NC: Well, I try my best to not make an album one-dimensional, you know. I wanted to go into a lot of different fields, and it’s all gonna be me because it’s me playing. I wanted it all to feel differently, and incorporate some other things that I’ve played.
Smitty: Yeah, that’s nice. And you brought back “Rainy Night in Georgia.”
NC: Oh yeah, I thought “Rainy Night In Georgia” is such a great song and, Carol, my manager, she just loves it so much, she kind of made me do that one.
Smitty: Well, you could tell her I said “Great choice!”
Smitty: Yeah. But let’s break it down a little bit. Now, when I think about, or when I listened to this project, I had to wonder about your life in Chicago and the influences that you have there and abroad, but how much does your life in Chicago influence your music?
NC: A lot, because, I’m a brother straight from the ‘hood, you know, (both laughing) so all my music kind of reflects my life experiences, so to speak. Like “Keepin’ It Cool,” where I’m from here, you had to keep it cool. There’s a feeling in Chicago. I mean, I guess it’s in the air, I don’t know. But there’s a feeling in Chicago that comes out in the music, so there’s something right about that. It happens, and I think most artists blend in with the environment from wherever it is they may live and the feeling of that area.
NC: Because I do, you know, we’re heavily blues influenced here and a lot of jazz, blues, got a lot of jazz greats here and a lot of blues greats, Lonnie Brooks and we’ve got Ramsey Lewis here playing jazz, my boy Steve Cole…we’ve got a lot of great people here.
Smitty: Yeah, well, Chicago has always had a great mix of fantastic artists and that’s still true even today, you’re right. I love that. Now, you’ve been compared to Norman Brown, George Benson, Wes Montgomery, you know, how do you describe Nick Colionne’s sound, his music?

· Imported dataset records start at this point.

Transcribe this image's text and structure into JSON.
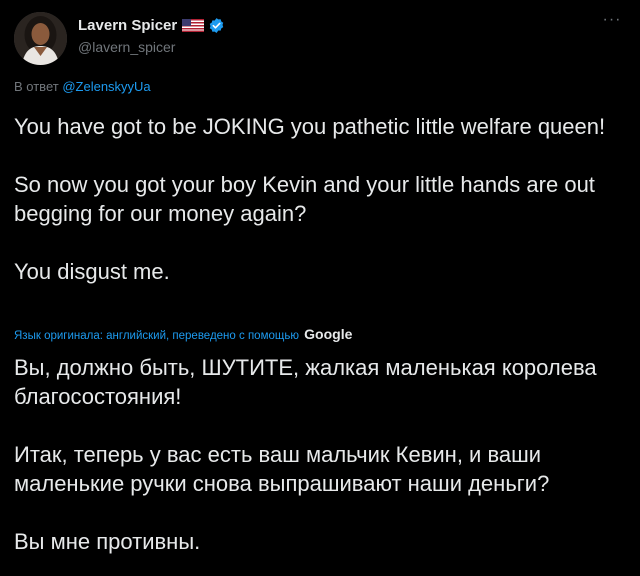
{
  "author": {
    "display_name": "Lavern Spicer",
    "handle": "@lavern_spicer",
    "flag_icon": "us-flag-icon",
    "verified_icon": "verified-badge-icon",
    "verified_color": "#1d9bf0"
  },
  "more_icon": "ellipsis-icon",
  "reply": {
    "prefix": "В ответ",
    "mention": "@ZelenskyyUa"
  },
  "original_text": [
    "You have got to be JOKING you pathetic little welfare queen!",
    "So now you got your boy Kevin and your little hands are out begging for our money again?",
    "You disgust me."
  ],
  "translation_note": {
    "label": "Язык оригинала: английский, переведено с помощью",
    "provider": "Google"
  },
  "translated_text": [
    "Вы, должно быть, ШУТИТЕ, жалкая маленькая королева благосостояния!",
    "Итак, теперь у вас есть ваш мальчик Кевин, и ваши маленькие ручки снова выпрашивают наши деньги?",
    "Вы мне противны."
  ],
  "colors": {
    "background": "#000000",
    "text": "#e7e9ea",
    "secondary": "#71767b",
    "accent": "#1d9bf0"
  }
}
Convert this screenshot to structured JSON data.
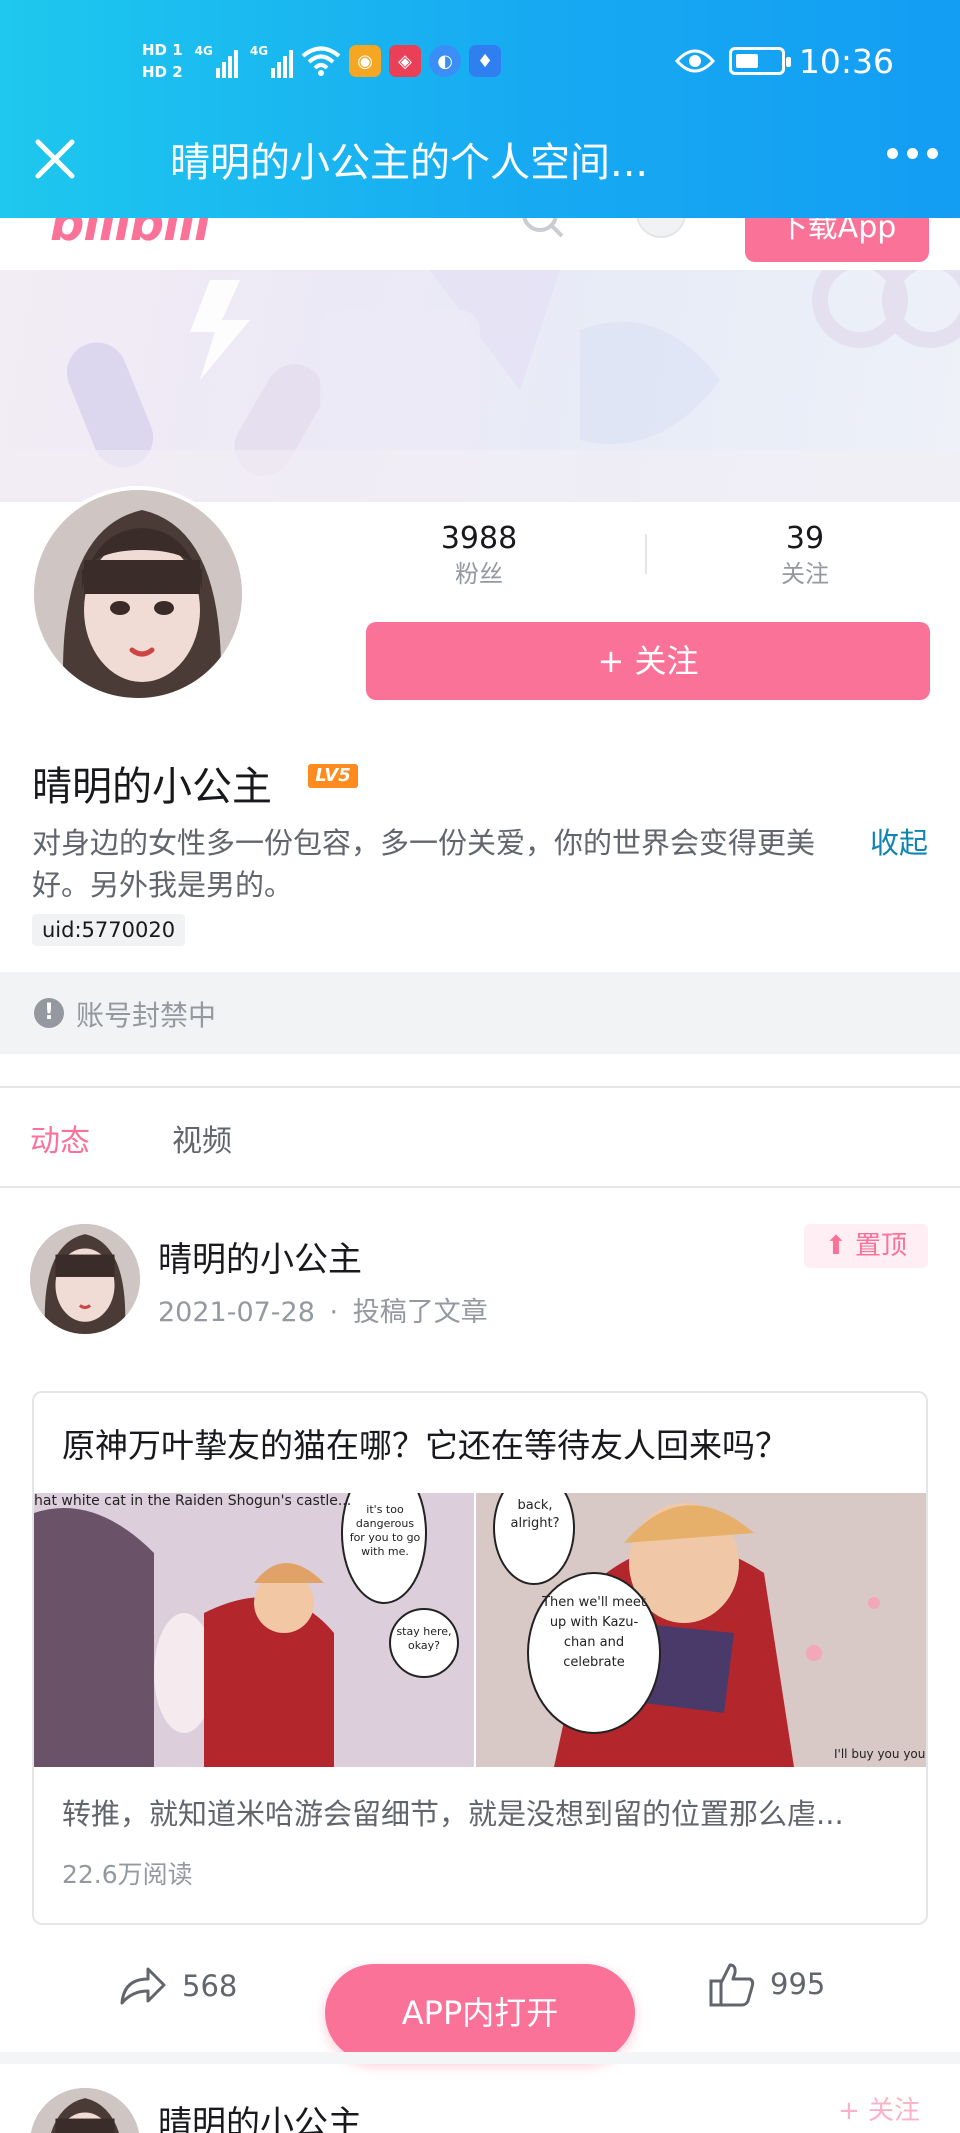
{
  "status_bar": {
    "hd1": "HD 1",
    "hd2": "HD 2",
    "network1": "4G",
    "network2": "4G",
    "time": "10:36",
    "battery_level": 0.5,
    "icons": [
      "signal-icon",
      "wifi-icon",
      "weibo-icon",
      "app-icon",
      "bulb-icon",
      "eye-icon",
      "battery-icon"
    ]
  },
  "header": {
    "title": "晴明的小公主的个人空间...",
    "close_icon": "close-icon",
    "more_icon": "more-icon"
  },
  "site_header": {
    "logo": "bilibili",
    "download_button": "下载App"
  },
  "profile": {
    "followers": "3988",
    "followers_label": "粉丝",
    "following": "39",
    "following_label": "关注",
    "follow_button": "+ 关注",
    "username": "晴明的小公主",
    "level": "LV5",
    "signature": "对身边的女性多一份包容，多一份关爱，你的世界会变得更美好。另外我是男的。",
    "collapse_label": "收起",
    "uid": "uid:5770020",
    "ban_notice": "账号封禁中"
  },
  "tabs": [
    {
      "label": "动态",
      "active": true
    },
    {
      "label": "视频",
      "active": false
    }
  ],
  "post": {
    "author": "晴明的小公主",
    "date": "2021-07-28",
    "action": "投稿了文章",
    "separator": "·",
    "pinned_label": "置顶",
    "article": {
      "title": "原神万叶挚友的猫在哪？它还在等待友人回来吗？",
      "description": "转推，就知道米哈游会留细节，就是没想到留的位置那么虐...",
      "reads": "22.6万阅读",
      "comic_text": {
        "caption": "hat white cat in the Raiden Shogun's castle...",
        "bubble1": "it's too dangerous for you to go with me.",
        "bubble2": "stay here, okay?",
        "bubble3": "back, alright?",
        "bubble4": "Then we'll meet up with Kazu-chan and celebrate",
        "bubble5": "I'll buy you your"
      }
    },
    "shares": "568",
    "likes": "995"
  },
  "open_app_button": "APP内打开",
  "next_post": {
    "author": "晴明的小公主",
    "follow_hint": "+ 关注"
  },
  "colors": {
    "brand_pink": "#fb7299",
    "header_blue": "#17aaf2",
    "link_blue": "#0e86b3",
    "level_orange": "#ff8b1f"
  }
}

NC: Nick Colionne’s sound is all of the above, plus Nick Colionne (laughing). I guess my inflections will come from all the people that I’ve emulated over my career, you know. When I was a kid I played a lot of Wes Montgomery. Basically that’s all I played. A lot of Wes Montgomery and a lot of Kenny Burrell, a lot of George Benson, and I also played a lot of rock. Like (Jimi) Hendrix and Steve Vai, all these people that I’ve listened to. It’s been like a like a combination, a potpourri, just throw it all together and then inside of there I found who I was. You can’t go your whole career emulating other people, so inside of all these people who I loved to listen to, I found who I was.
Smitty: I feel a lot of those influences listening to your music. I can still hear “High Flyin’” and that was my favorite track and now “Keepin’ It Cool” has just kind of taken over.
NC: Well, that’s good, You gotta keep moving on.
Smitty: Yeah, yeah.
NC: That means a lot to me; that means that I’m constantly growing as an artist when you say that, because you’re not saying, well, “Hey, ‘High Flying’ was my favorite record,” your new record is good, but ‘High Flying’ is my favorite record.” You found something here that is your new favorite, and that’s the way I want it to be each time that I do another record. I hope it progresses where even though you had a favorite song on this record, on my next record, you’ll have a favorite song there because I’m continuing to grow.